Where in the data does the word "screenshot" appear? Find those lines and copy them.

▸ Items from an interface collection:
= = =

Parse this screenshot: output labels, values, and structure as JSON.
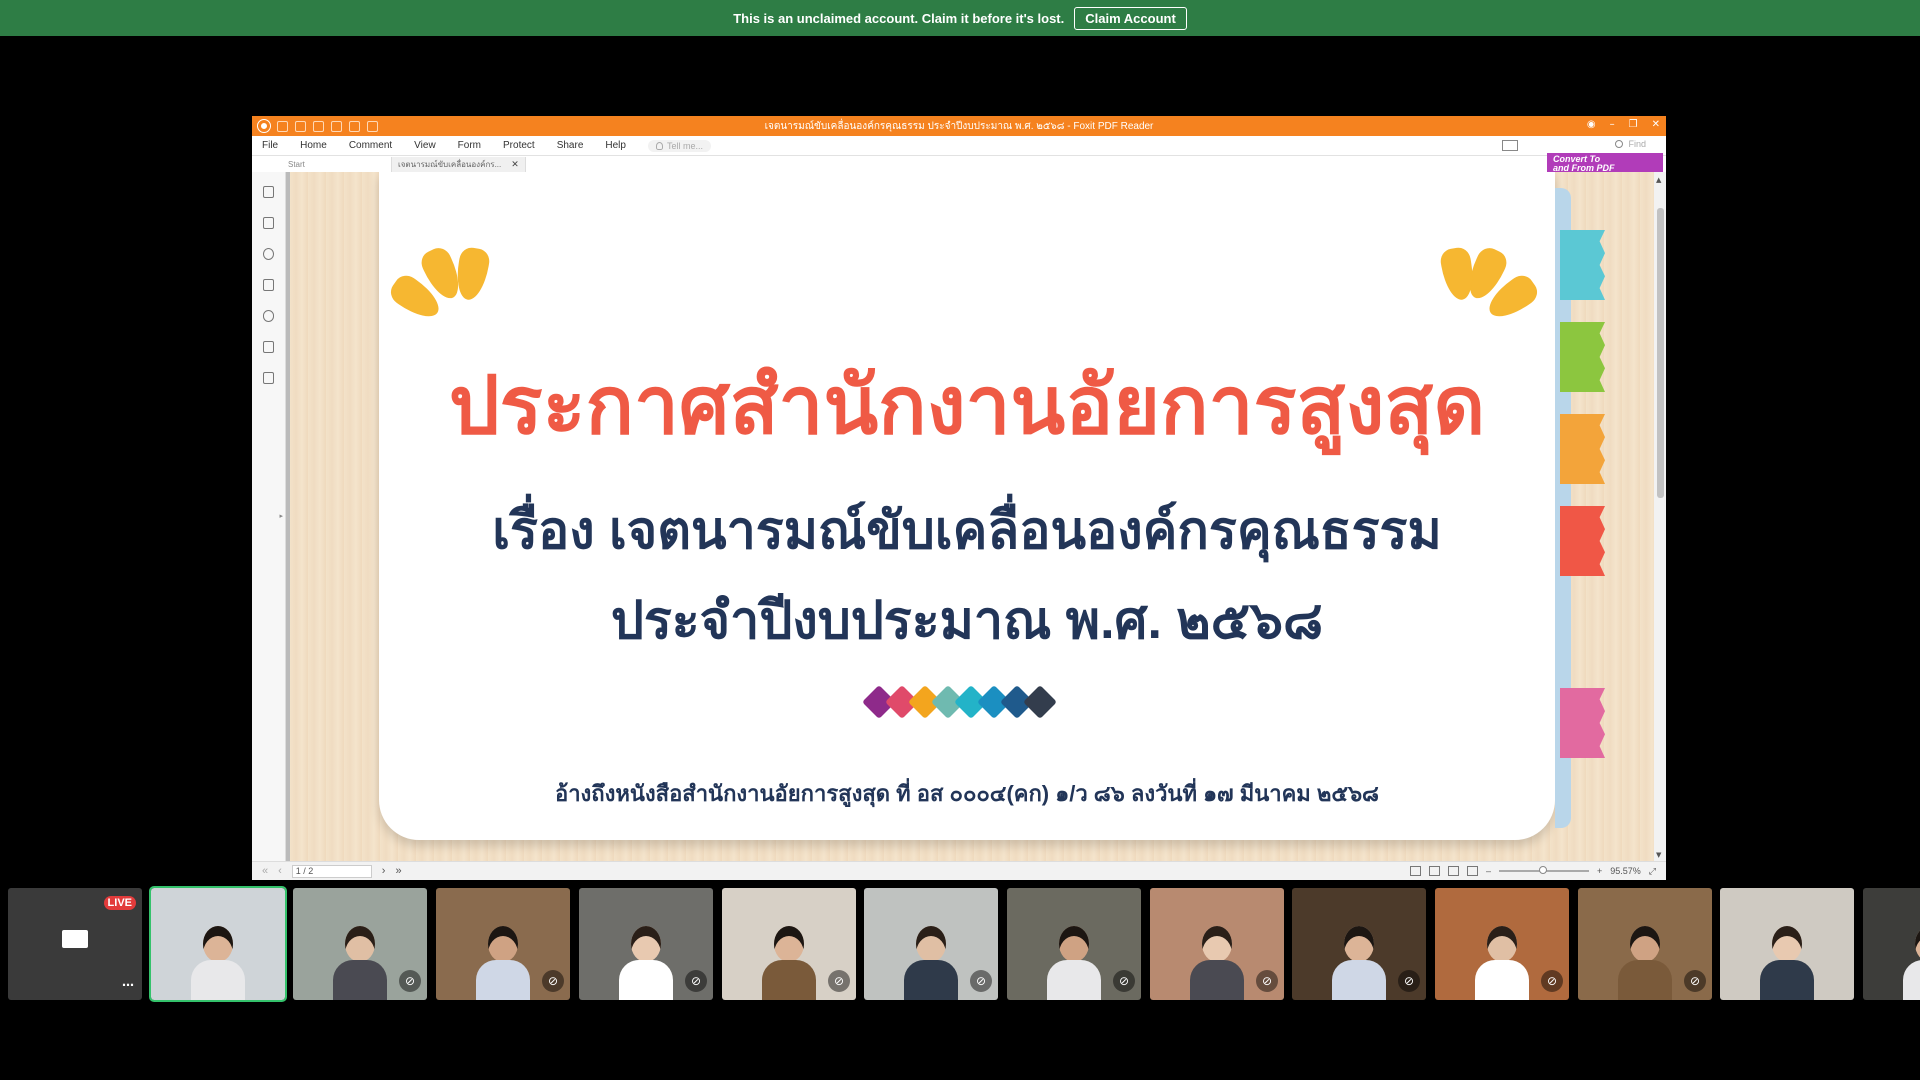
{
  "banner": {
    "message": "This is an unclaimed account. Claim it before it's lost.",
    "button_label": "Claim Account"
  },
  "pdf_reader": {
    "window_title": "เจตนารมณ์ขับเคลื่อนองค์กรคุณธรรม ประจำปีงบประมาณ พ.ศ. ๒๕๖๘ - Foxit PDF Reader",
    "menu": [
      "File",
      "Home",
      "Comment",
      "View",
      "Form",
      "Protect",
      "Share",
      "Help"
    ],
    "tell_me_placeholder": "Tell me...",
    "find_placeholder": "Find",
    "tabs": [
      {
        "label": "Start"
      },
      {
        "label": "เจตนารมณ์ขับเคลื่อนองค์กร..."
      }
    ],
    "convert_button": {
      "line1": "Convert To",
      "line2": "and From PDF"
    },
    "page_indicator": "1 / 2",
    "zoom_level": "95.57%"
  },
  "slide": {
    "title": "ประกาศสำนักงานอัยการสูงสุด",
    "subtitle_line1": "เรื่อง เจตนารมณ์ขับเคลื่อนองค์กรคุณธรรม",
    "subtitle_line2": "ประจำปีงบประมาณ พ.ศ. ๒๕๖๘",
    "reference": "อ้างถึงหนังสือสำนักงานอัยการสูงสุด ที่ อส ๐๐๐๔(คก) ๑/ว ๘๖ ลงวันที่ ๑๗ มีนาคม ๒๕๖๘",
    "diamond_colors": [
      "#8e2a8a",
      "#e04a6a",
      "#f3a51e",
      "#6fbab0",
      "#23b3c8",
      "#1b8fc1",
      "#1f5a8c",
      "#333d4d"
    ],
    "tab_colors": [
      "#5bc8d4",
      "#8cc63f",
      "#f3a43a",
      "#f05746",
      "#e26aa0"
    ]
  },
  "participants": {
    "live_label": "LIVE",
    "tiles": [
      {
        "kind": "screen",
        "live": true
      },
      {
        "kind": "person",
        "active": true,
        "muted": false
      },
      {
        "kind": "person",
        "muted": true
      },
      {
        "kind": "person",
        "muted": true
      },
      {
        "kind": "person",
        "muted": true
      },
      {
        "kind": "person",
        "muted": true
      },
      {
        "kind": "person",
        "muted": true
      },
      {
        "kind": "person",
        "muted": true
      },
      {
        "kind": "person",
        "muted": true
      },
      {
        "kind": "person",
        "muted": true
      },
      {
        "kind": "person",
        "muted": true
      },
      {
        "kind": "person",
        "muted": true
      },
      {
        "kind": "person",
        "muted": false
      },
      {
        "kind": "person",
        "muted": true
      }
    ]
  }
}
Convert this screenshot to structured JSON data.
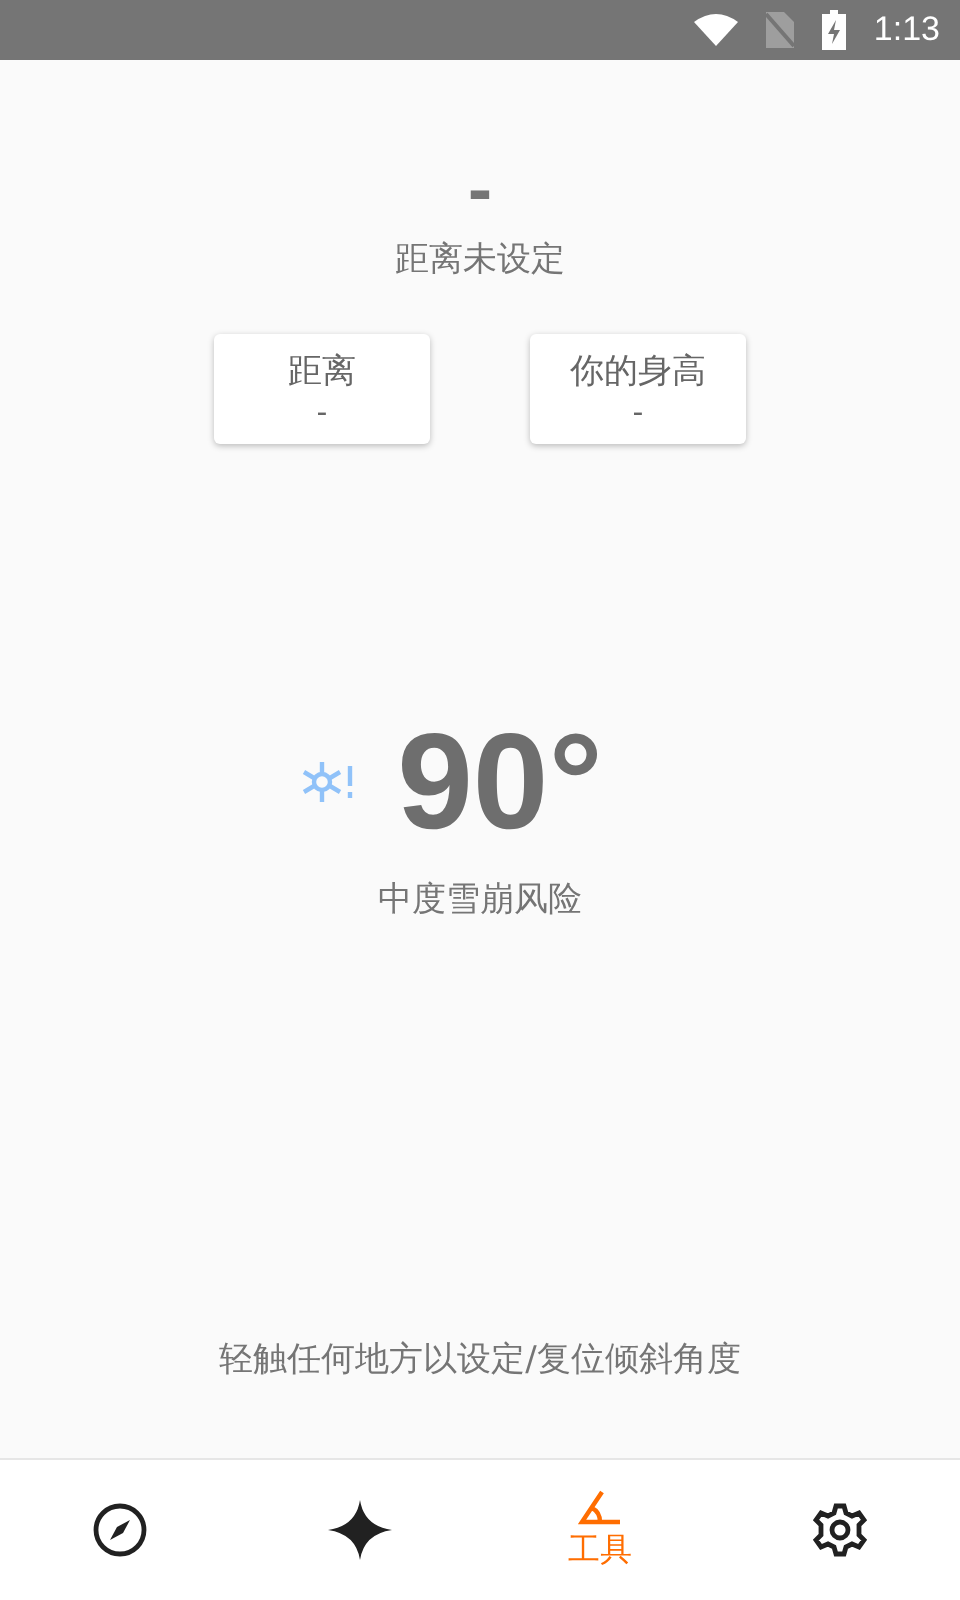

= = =

▸ Exercise result:
Parse this screenshot: output labels, values, and structure as JSON.
Convert this screenshot to structured JSON data.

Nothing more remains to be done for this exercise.